→ WHAT YOU ARE ASKED TO DO:
Reproduce each record below in full, word for word, without images.

→ DATA TO USE:

-=-=-

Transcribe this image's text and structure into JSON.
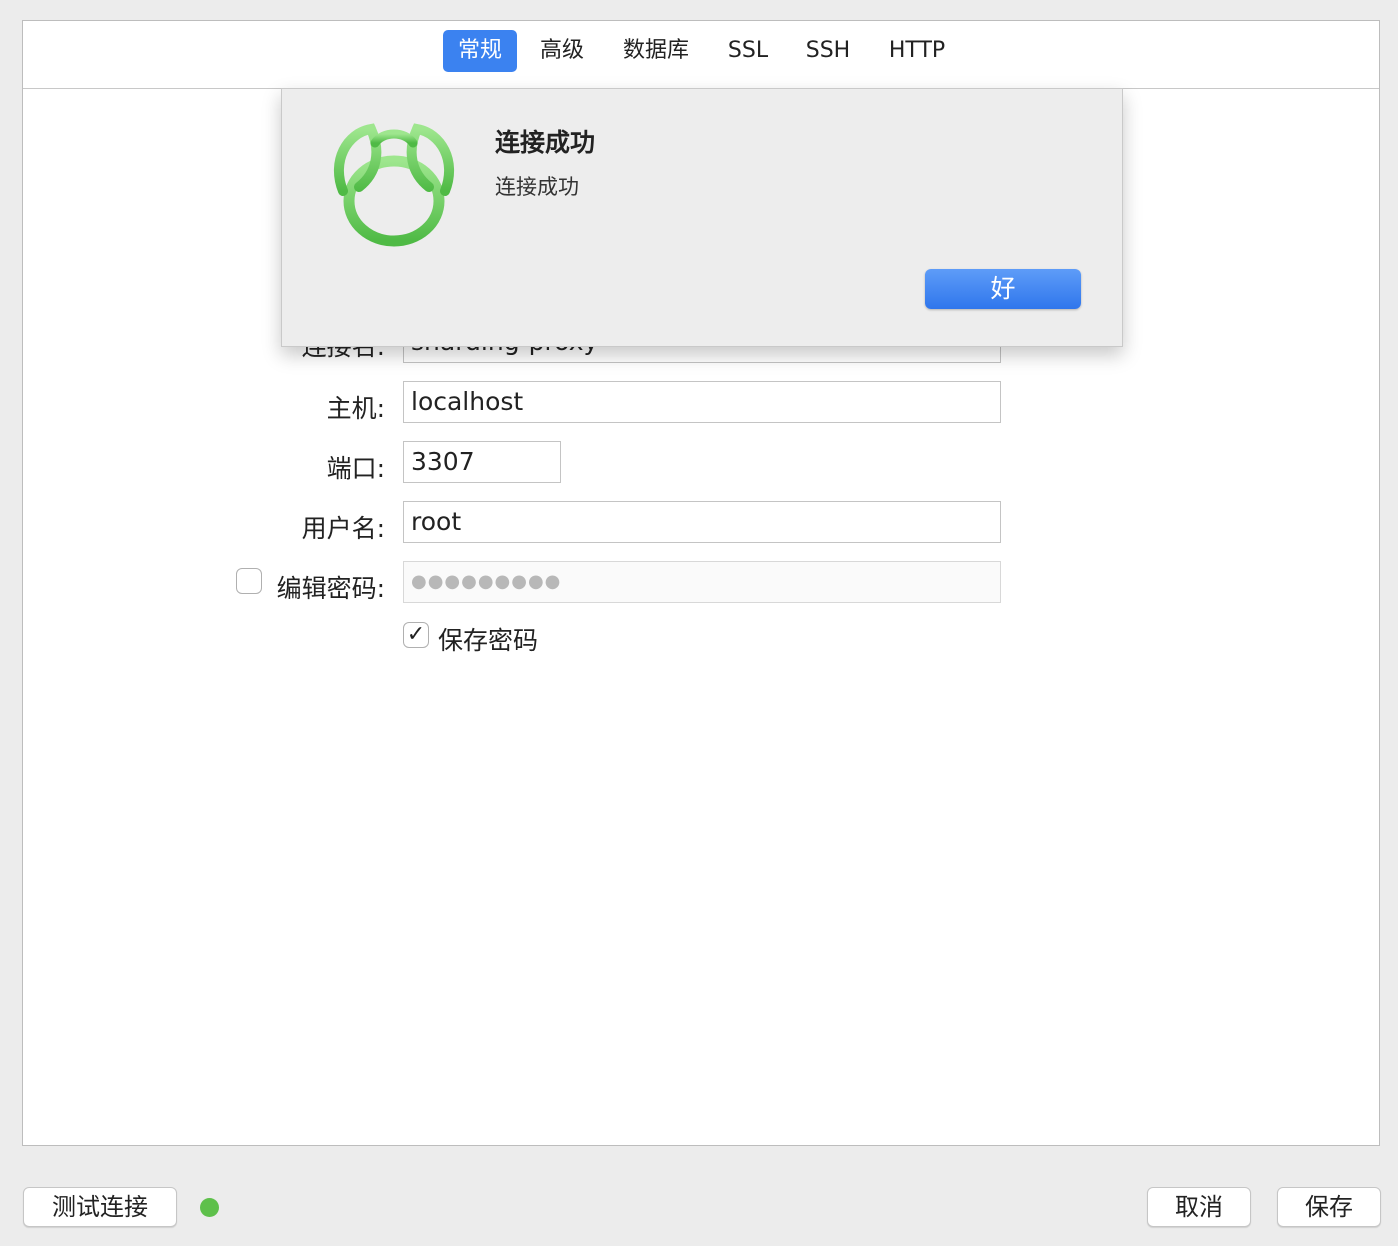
{
  "tabs": [
    {
      "label": "常规",
      "active": true
    },
    {
      "label": "高级",
      "active": false
    },
    {
      "label": "数据库",
      "active": false
    },
    {
      "label": "SSL",
      "active": false
    },
    {
      "label": "SSH",
      "active": false
    },
    {
      "label": "HTTP",
      "active": false
    }
  ],
  "form": {
    "connection_name": {
      "label": "连接名:",
      "value": "sharding-proxy"
    },
    "host": {
      "label": "主机:",
      "value": "localhost"
    },
    "port": {
      "label": "端口:",
      "value": "3307"
    },
    "username": {
      "label": "用户名:",
      "value": "root"
    },
    "edit_password": {
      "label": "编辑密码:",
      "checked": false,
      "masked_value": "●●●●●●●●●"
    },
    "save_password": {
      "label": "保存密码",
      "checked": true,
      "check_glyph": "✓"
    }
  },
  "footer": {
    "test_button": "测试连接",
    "status_color": "#5ec04b",
    "cancel_button": "取消",
    "save_button": "保存"
  },
  "alert": {
    "icon": "navicat-logo-icon",
    "title": "连接成功",
    "message": "连接成功",
    "ok_button": "好",
    "accent_color": "#3b82f0"
  }
}
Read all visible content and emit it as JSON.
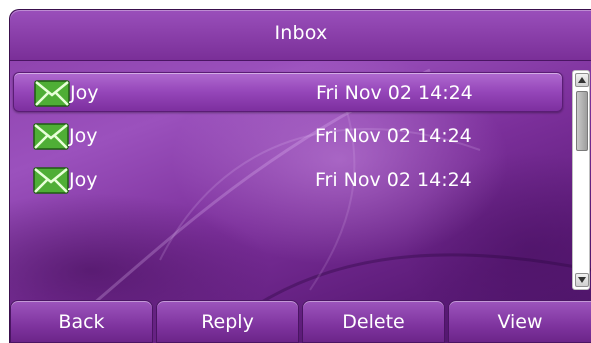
{
  "title": "Inbox",
  "messages": [
    {
      "sender": "Joy",
      "date": "Fri Nov 02 14:24",
      "selected": true
    },
    {
      "sender": "Joy",
      "date": "Fri Nov 02 14:24",
      "selected": false
    },
    {
      "sender": "Joy",
      "date": "Fri Nov 02 14:24",
      "selected": false
    }
  ],
  "softkeys": {
    "back": "Back",
    "reply": "Reply",
    "delete": "Delete",
    "view": "View"
  },
  "icons": {
    "message": "envelope-icon",
    "scroll_up": "arrow-up-icon",
    "scroll_down": "arrow-down-icon"
  },
  "colors": {
    "theme_purple": "#8a3ea9",
    "selection": "#9546b9",
    "envelope_green": "#5dbb3f",
    "text": "#ffffff"
  }
}
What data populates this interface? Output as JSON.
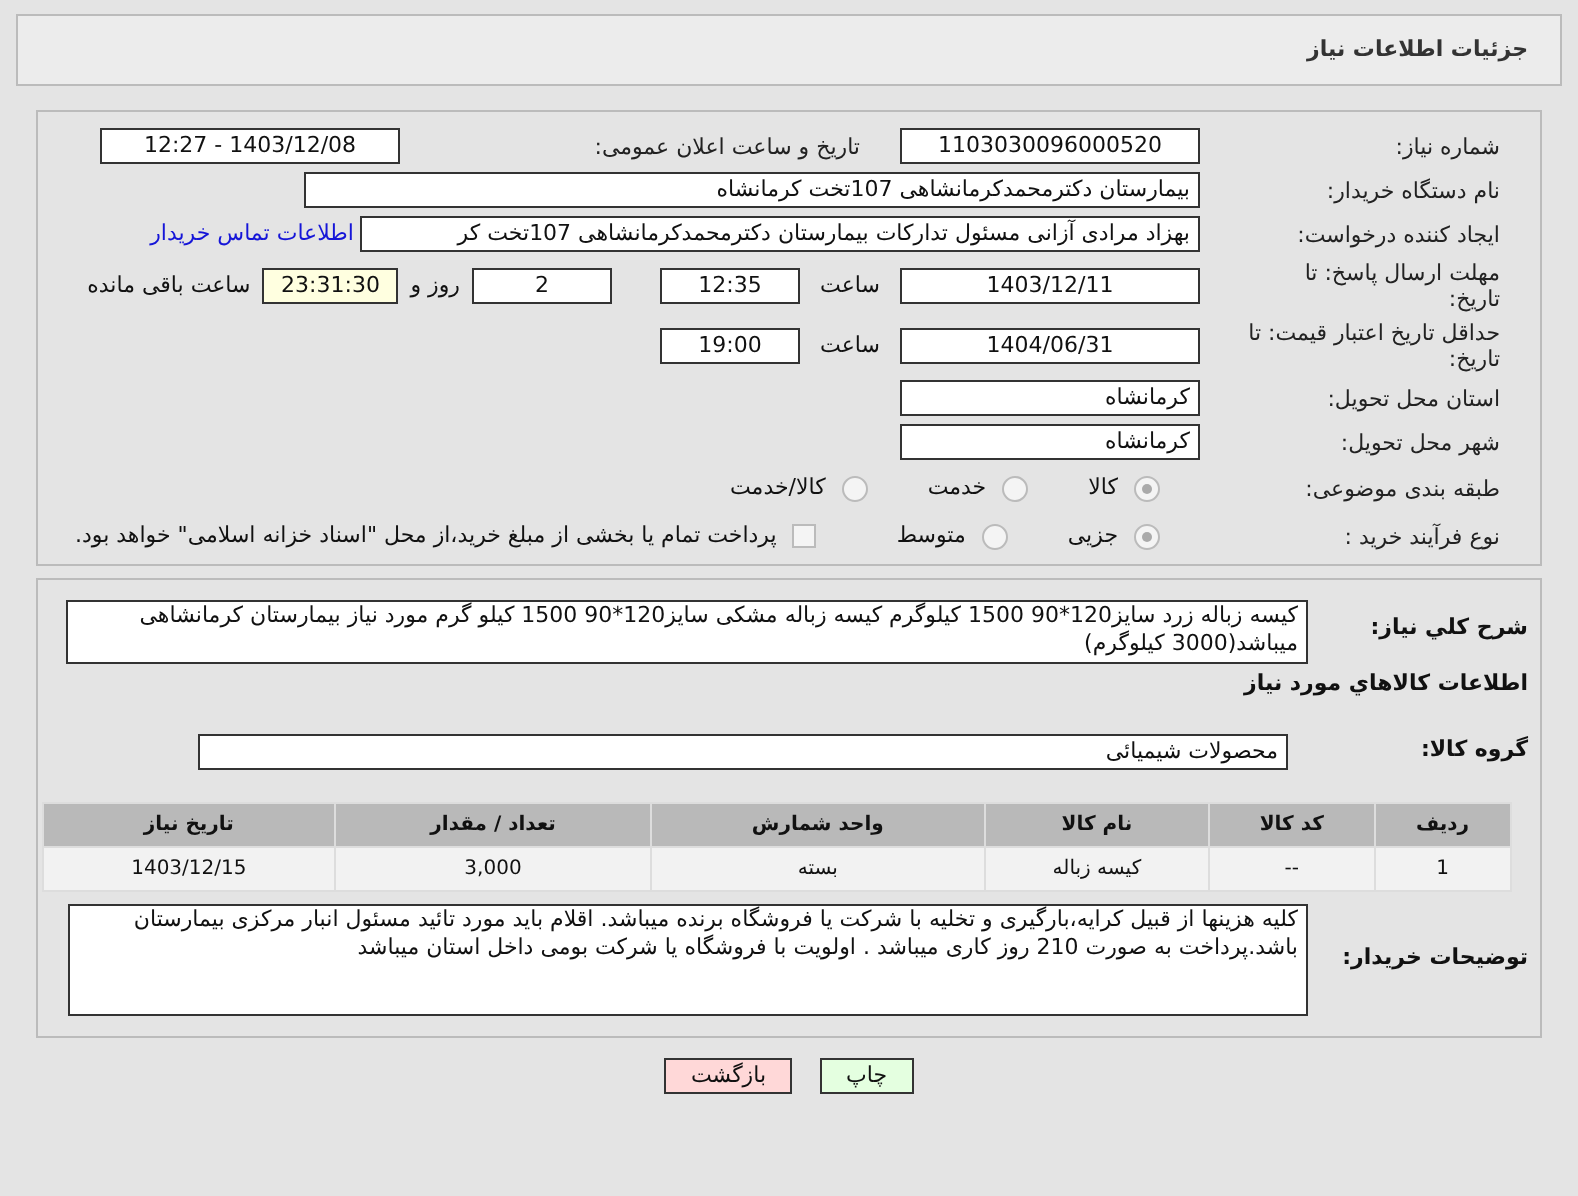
{
  "header": {
    "title": "جزئیات اطلاعات نیاز"
  },
  "need_number": {
    "label": "شماره نیاز:",
    "value": "1103030096000520"
  },
  "announce": {
    "label": "تاریخ و ساعت اعلان عمومی:",
    "value": "1403/12/08 - 12:27"
  },
  "buyer_org": {
    "label": "نام دستگاه خریدار:",
    "value": "بیمارستان دکترمحمدکرمانشاهی 107تخت کرمانشاه"
  },
  "requester": {
    "label": "ایجاد کننده درخواست:",
    "value": "بهزاد مرادی آزانی مسئول تدارکات بیمارستان دکترمحمدکرمانشاهی 107تخت کر",
    "link": "اطلاعات تماس خریدار"
  },
  "deadline": {
    "label": "مهلت ارسال پاسخ: تا\nتاریخ:",
    "date": "1403/12/11",
    "time_label": "ساعت",
    "time": "12:35",
    "days": "2",
    "days_label": "روز و",
    "remaining": "23:31:30",
    "remaining_label": "ساعت باقی مانده"
  },
  "validity": {
    "label": "حداقل تاریخ اعتبار قیمت: تا\nتاریخ:",
    "date": "1404/06/31",
    "time_label": "ساعت",
    "time": "19:00"
  },
  "province": {
    "label": "استان محل تحویل:",
    "value": "کرمانشاه"
  },
  "city": {
    "label": "شهر محل تحویل:",
    "value": "کرمانشاه"
  },
  "category": {
    "label": "طبقه بندی موضوعی:",
    "options": [
      {
        "label": "کالا",
        "selected": true
      },
      {
        "label": "خدمت",
        "selected": false
      },
      {
        "label": "کالا/خدمت",
        "selected": false
      }
    ]
  },
  "process": {
    "label": "نوع فرآیند خرید :",
    "options": [
      {
        "label": "جزیی",
        "selected": true
      },
      {
        "label": "متوسط",
        "selected": false
      }
    ],
    "payment_note": {
      "label": "پرداخت تمام یا بخشی از مبلغ خرید،از محل \"اسناد خزانه اسلامی\" خواهد بود.",
      "checked": false
    }
  },
  "description": {
    "label": "شرح کلي نياز:",
    "value": "کیسه زباله زرد سایز120*90 1500 کیلوگرم کیسه زباله مشکی سایز120*90 1500 کیلو گرم  مورد نیاز بیمارستان کرمانشاهی میباشد(3000 کیلوگرم)"
  },
  "goods_title": "اطلاعات کالاهاي مورد نياز",
  "goods_group": {
    "label": "گروه کالا:",
    "value": "محصولات شیمیائی"
  },
  "table": {
    "columns": [
      "ردیف",
      "کد کالا",
      "نام کالا",
      "واحد شمارش",
      "تعداد / مقدار",
      "تاریخ نیاز"
    ],
    "rows": [
      [
        "1",
        "--",
        "کیسه زباله",
        "بسته",
        "3,000",
        "1403/12/15"
      ]
    ]
  },
  "buyer_notes": {
    "label": "توضیحات خریدار:",
    "value": "کلیه هزینها از قبیل کرایه،بارگیری و تخلیه با شرکت یا فروشگاه برنده میباشد. اقلام باید مورد تائید مسئول انبار مرکزی بیمارستان باشد.پرداخت به صورت 210 روز کاری میباشد . اولویت با فروشگاه یا شرکت بومی داخل استان میباشد"
  },
  "buttons": [
    {
      "label": "چاپ",
      "kind": "print"
    },
    {
      "label": "بازگشت",
      "kind": "back"
    }
  ]
}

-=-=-

→ OUTPUT FOR THIS TASK:
Transcribe this image's text and structure into JSON.
{
  "tabs": [
    {
      "label": "常规",
      "active": true
    },
    {
      "label": "高级",
      "active": false
    },
    {
      "label": "数据库",
      "active": false
    },
    {
      "label": "SSL",
      "active": false
    },
    {
      "label": "SSH",
      "active": false
    },
    {
      "label": "HTTP",
      "active": false
    }
  ],
  "form": {
    "connection_name": {
      "label": "连接名:",
      "value": "sharding-proxy"
    },
    "host": {
      "label": "主机:",
      "value": "localhost"
    },
    "port": {
      "label": "端口:",
      "value": "3307"
    },
    "username": {
      "label": "用户名:",
      "value": "root"
    },
    "edit_password": {
      "label": "编辑密码:",
      "checked": false,
      "masked_value": "●●●●●●●●●"
    },
    "save_password": {
      "label": "保存密码",
      "checked": true,
      "check_glyph": "✓"
    }
  },
  "footer": {
    "test_button": "测试连接",
    "status_color": "#5ec04b",
    "cancel_button": "取消",
    "save_button": "保存"
  },
  "alert": {
    "icon": "navicat-logo-icon",
    "title": "连接成功",
    "message": "连接成功",
    "ok_button": "好",
    "accent_color": "#3b82f0"
  }
}
Read all visible content and emit it as JSON.
{
  "title": "Inbox",
  "messages": [
    {
      "sender": "Joy",
      "date": "Fri Nov 02 14:24",
      "selected": true
    },
    {
      "sender": "Joy",
      "date": "Fri Nov 02 14:24",
      "selected": false
    },
    {
      "sender": "Joy",
      "date": "Fri Nov 02 14:24",
      "selected": false
    }
  ],
  "softkeys": {
    "back": "Back",
    "reply": "Reply",
    "delete": "Delete",
    "view": "View"
  },
  "icons": {
    "message": "envelope-icon",
    "scroll_up": "arrow-up-icon",
    "scroll_down": "arrow-down-icon"
  },
  "colors": {
    "theme_purple": "#8a3ea9",
    "selection": "#9546b9",
    "envelope_green": "#5dbb3f",
    "text": "#ffffff"
  }
}
What data populates this interface? Output as JSON.
{
  "header": {
    "title": "جزئیات اطلاعات نیاز"
  },
  "need_number": {
    "label": "شماره نیاز:",
    "value": "1103030096000520"
  },
  "announce": {
    "label": "تاریخ و ساعت اعلان عمومی:",
    "value": "1403/12/08 - 12:27"
  },
  "buyer_org": {
    "label": "نام دستگاه خریدار:",
    "value": "بیمارستان دکترمحمدکرمانشاهی 107تخت کرمانشاه"
  },
  "requester": {
    "label": "ایجاد کننده درخواست:",
    "value": "بهزاد مرادی آزانی مسئول تدارکات بیمارستان دکترمحمدکرمانشاهی 107تخت کر",
    "link": "اطلاعات تماس خریدار"
  },
  "deadline": {
    "label": "مهلت ارسال پاسخ: تا\nتاریخ:",
    "date": "1403/12/11",
    "time_label": "ساعت",
    "time": "12:35",
    "days": "2",
    "days_label": "روز و",
    "remaining": "23:31:30",
    "remaining_label": "ساعت باقی مانده"
  },
  "validity": {
    "label": "حداقل تاریخ اعتبار قیمت: تا\nتاریخ:",
    "date": "1404/06/31",
    "time_label": "ساعت",
    "time": "19:00"
  },
  "province": {
    "label": "استان محل تحویل:",
    "value": "کرمانشاه"
  },
  "city": {
    "label": "شهر محل تحویل:",
    "value": "کرمانشاه"
  },
  "category": {
    "label": "طبقه بندی موضوعی:",
    "options": [
      {
        "label": "کالا",
        "selected": true
      },
      {
        "label": "خدمت",
        "selected": false
      },
      {
        "label": "کالا/خدمت",
        "selected": false
      }
    ]
  },
  "process": {
    "label": "نوع فرآیند خرید :",
    "options": [
      {
        "label": "جزیی",
        "selected": true
      },
      {
        "label": "متوسط",
        "selected": false
      }
    ],
    "payment_note": {
      "label": "پرداخت تمام یا بخشی از مبلغ خرید،از محل \"اسناد خزانه اسلامی\" خواهد بود.",
      "checked": false
    }
  },
  "description": {
    "label": "شرح کلي نياز:",
    "value": "کیسه زباله زرد سایز120*90 1500 کیلوگرم کیسه زباله مشکی سایز120*90 1500 کیلو گرم  مورد نیاز بیمارستان کرمانشاهی میباشد(3000 کیلوگرم)"
  },
  "goods_title": "اطلاعات کالاهاي مورد نياز",
  "goods_group": {
    "label": "گروه کالا:",
    "value": "محصولات شیمیائی"
  },
  "table": {
    "columns": [
      "ردیف",
      "کد کالا",
      "نام کالا",
      "واحد شمارش",
      "تعداد / مقدار",
      "تاریخ نیاز"
    ],
    "rows": [
      [
        "1",
        "--",
        "کیسه زباله",
        "بسته",
        "3,000",
        "1403/12/15"
      ]
    ]
  },
  "buyer_notes": {
    "label": "توضیحات خریدار:",
    "value": "کلیه هزینها از قبیل کرایه،بارگیری و تخلیه با شرکت یا فروشگاه برنده میباشد. اقلام باید مورد تائید مسئول انبار مرکزی بیمارستان باشد.پرداخت به صورت 210 روز کاری میباشد . اولویت با فروشگاه یا شرکت بومی داخل استان میباشد"
  },
  "buttons": [
    {
      "label": "چاپ",
      "kind": "print"
    },
    {
      "label": "بازگشت",
      "kind": "back"
    }
  ]
}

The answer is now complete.